Davos Diary: Making new friends and exploiting the diaspora
THE Taoiseach was in characteristically ebullient form yesterday morning as he rang the gong that opens the European market from CNBC's tent at 8am.
While most people would have been content to give the gong a tap, Mr Kenny preferred to give it a whack that ensured it would be heard across Europe.
Earlier, he and Michael Noonan had breakfast and a half-hour chat with New York stock exchange boss Danny Gross and then a chat with Peter Sutherland.
Banking on Canada
THERE were fewer Irish people at Davos this year than normal, so the Irish did what they always do; make links and exploit the diaspora.
Both Mr Kenny and Mr Noonan met the current governor of the Bank of Canada yesterday as he prepares to take over from Mervyn King at the Bank of England this June.
With a name like Mark Carney, it should be no surprise that the governor has Irish roots and those roots still mean a lot to the new man in Threadneedle Street.
On the inside track
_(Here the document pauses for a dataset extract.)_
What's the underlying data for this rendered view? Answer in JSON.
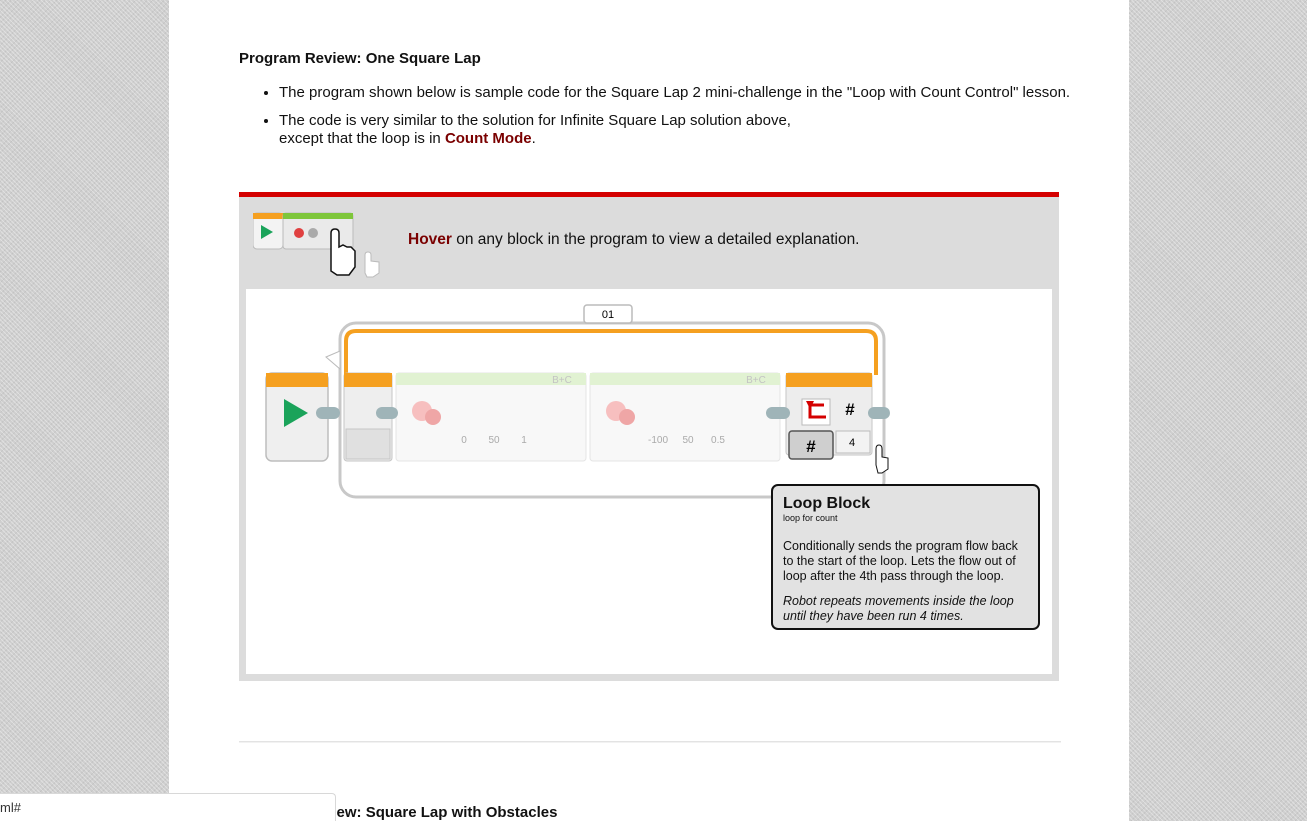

TALKING of Irish roots, Mr Noonan revealed, following a meeting with Christine Lagarde yesterday morning, that he has used his Limerick links to stay in touch with the International Monetary Fund boss.
It seems that Ms Lagarde's personal assistant since her French finance minister days comes from Limerick and her family knows Mr Noonan. Just when it seems the world can't get any smaller, it shrinks again.
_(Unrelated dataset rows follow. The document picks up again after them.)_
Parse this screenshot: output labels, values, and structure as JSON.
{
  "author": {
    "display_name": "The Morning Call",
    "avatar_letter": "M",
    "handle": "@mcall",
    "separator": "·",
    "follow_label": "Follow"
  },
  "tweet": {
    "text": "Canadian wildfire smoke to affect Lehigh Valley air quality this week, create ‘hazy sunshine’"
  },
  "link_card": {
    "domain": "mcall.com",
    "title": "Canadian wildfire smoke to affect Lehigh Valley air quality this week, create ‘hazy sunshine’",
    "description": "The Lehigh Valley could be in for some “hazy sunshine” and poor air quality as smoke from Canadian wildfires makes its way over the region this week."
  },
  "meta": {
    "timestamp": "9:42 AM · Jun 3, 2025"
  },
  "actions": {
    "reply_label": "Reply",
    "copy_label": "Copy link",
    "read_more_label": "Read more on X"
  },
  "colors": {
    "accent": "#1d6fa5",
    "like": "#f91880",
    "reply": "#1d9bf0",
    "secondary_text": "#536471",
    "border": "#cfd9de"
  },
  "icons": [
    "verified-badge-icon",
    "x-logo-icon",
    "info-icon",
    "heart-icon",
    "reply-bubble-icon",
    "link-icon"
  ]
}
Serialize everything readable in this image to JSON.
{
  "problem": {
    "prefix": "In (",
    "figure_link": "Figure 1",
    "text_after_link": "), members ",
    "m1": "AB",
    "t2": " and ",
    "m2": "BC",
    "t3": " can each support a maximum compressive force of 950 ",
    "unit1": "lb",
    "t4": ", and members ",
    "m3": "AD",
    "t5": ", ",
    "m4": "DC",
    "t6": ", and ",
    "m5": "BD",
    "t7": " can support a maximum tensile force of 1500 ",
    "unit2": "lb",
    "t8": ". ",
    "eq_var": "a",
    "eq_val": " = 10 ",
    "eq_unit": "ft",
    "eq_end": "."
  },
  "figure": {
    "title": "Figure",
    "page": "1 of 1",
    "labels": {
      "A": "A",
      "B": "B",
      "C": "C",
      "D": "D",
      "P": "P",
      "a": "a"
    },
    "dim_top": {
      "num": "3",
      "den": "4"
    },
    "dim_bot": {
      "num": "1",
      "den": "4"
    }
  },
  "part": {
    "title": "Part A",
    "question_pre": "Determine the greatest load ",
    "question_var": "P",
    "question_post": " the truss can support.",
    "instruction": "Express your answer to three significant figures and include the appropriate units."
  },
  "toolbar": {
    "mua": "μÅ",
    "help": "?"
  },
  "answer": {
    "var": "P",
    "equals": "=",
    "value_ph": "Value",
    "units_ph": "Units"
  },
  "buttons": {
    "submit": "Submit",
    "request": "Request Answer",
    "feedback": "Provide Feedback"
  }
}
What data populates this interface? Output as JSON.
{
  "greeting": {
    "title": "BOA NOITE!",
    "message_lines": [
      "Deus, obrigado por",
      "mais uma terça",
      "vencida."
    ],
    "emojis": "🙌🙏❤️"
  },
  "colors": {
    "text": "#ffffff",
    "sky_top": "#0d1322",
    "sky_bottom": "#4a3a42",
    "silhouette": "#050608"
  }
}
INTERNATIONAL events such as Davos throw up many riddles. One of them is whether it is an advantage or disadvantage to be a native English speaker.
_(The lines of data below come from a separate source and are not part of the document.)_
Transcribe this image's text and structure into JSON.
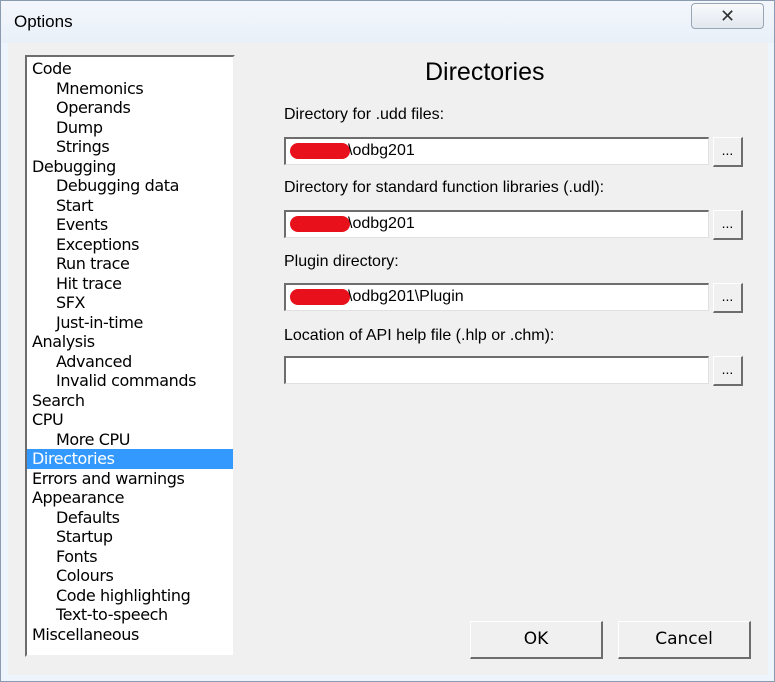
{
  "window": {
    "title": "Options",
    "close_glyph": "✕"
  },
  "tree": {
    "items": [
      {
        "label": "Code",
        "level": 0
      },
      {
        "label": "Mnemonics",
        "level": 1
      },
      {
        "label": "Operands",
        "level": 1
      },
      {
        "label": "Dump",
        "level": 1
      },
      {
        "label": "Strings",
        "level": 1
      },
      {
        "label": "Debugging",
        "level": 0
      },
      {
        "label": "Debugging data",
        "level": 1
      },
      {
        "label": "Start",
        "level": 1
      },
      {
        "label": "Events",
        "level": 1
      },
      {
        "label": "Exceptions",
        "level": 1
      },
      {
        "label": "Run trace",
        "level": 1
      },
      {
        "label": "Hit trace",
        "level": 1
      },
      {
        "label": "SFX",
        "level": 1
      },
      {
        "label": "Just-in-time",
        "level": 1
      },
      {
        "label": "Analysis",
        "level": 0
      },
      {
        "label": "Advanced",
        "level": 1
      },
      {
        "label": "Invalid commands",
        "level": 1
      },
      {
        "label": "Search",
        "level": 0
      },
      {
        "label": "CPU",
        "level": 0
      },
      {
        "label": "More CPU",
        "level": 1
      },
      {
        "label": "Directories",
        "level": 0,
        "selected": true
      },
      {
        "label": "Errors and warnings",
        "level": 0
      },
      {
        "label": "Appearance",
        "level": 0
      },
      {
        "label": "Defaults",
        "level": 1
      },
      {
        "label": "Startup",
        "level": 1
      },
      {
        "label": "Fonts",
        "level": 1
      },
      {
        "label": "Colours",
        "level": 1
      },
      {
        "label": "Code highlighting",
        "level": 1
      },
      {
        "label": "Text-to-speech",
        "level": 1
      },
      {
        "label": "Miscellaneous",
        "level": 0
      }
    ]
  },
  "panel": {
    "heading": "Directories",
    "fields": [
      {
        "label": "Directory for .udd files:",
        "value": "\\odbg201",
        "redacted_prefix": true
      },
      {
        "label": "Directory for standard function libraries (.udl):",
        "value": "\\odbg201",
        "redacted_prefix": true
      },
      {
        "label": "Plugin directory:",
        "value": "\\odbg201\\Plugin",
        "redacted_prefix": true
      },
      {
        "label": "Location of API help file (.hlp or .chm):",
        "value": "",
        "redacted_prefix": false
      }
    ],
    "browse_label": "..."
  },
  "buttons": {
    "ok": "OK",
    "cancel": "Cancel"
  },
  "colors": {
    "selection": "#3399ff",
    "redaction": "#e8101a",
    "dialog_bg": "#f0f0f0"
  }
}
Listening to David Cameron and Enda Kenny yesterday, alongside worthies such as Mark Rutte from the Netherlands, Helle Thorning-Schmidt from Denmark and Mario Monti from Italy, your diarist was struck by the clarity of thought on display among the continentals.
Samuel Beckett wrote in French to ensure that he would not get too complex and it might be a tactic that Messers Kenny and Cameron could copy.
Both leaders laced their speeches with euro jargon and slang that left many foreigners in the audience struggling to keep up and many English speakers struggling to keep awake. When words come easy, they often seem to mean less.
Badge of honour
GEORGE W Bush has a lot to answer for. Admittedly, his decision to start wearing a childish Stars and Stripes badge on his suit was hardly his worst decision but it has prompted an annoyed wave of imitators.
For years now, presidents and prime ministers at international events have been goaded to wear similar badges. The answer seems to be no. Badges were conspicuously absent in Davos this year. Not one European leader bar Russia's Dmitry Medvedev was sporting one.
THERE were some long faces at Davos yesterday as news sank in that some of the forum's best parties had been cancelled.
Old hands say Google's bash has gone downhill in recent years. Accel has also cancelled its party, but Yahoo will be sponsoring a cocktail evening tonight and your diarist still managed to attend a few other events.
The World Economic Forum's code of conduct takes a very dim view of any company that tries to commercialise the event. That may be a little rich since it charges many participants more than 45,000 Swiss francs to attend.
Quote of the day
"Leadership is the opposite of short-termism" – Italian prime minister Mario Monti
Fact of the day
Europe accounts for 7pc of the world's population, 25pc of GDP and 50pc of all welfare payments – German Chancellor Angela Merkel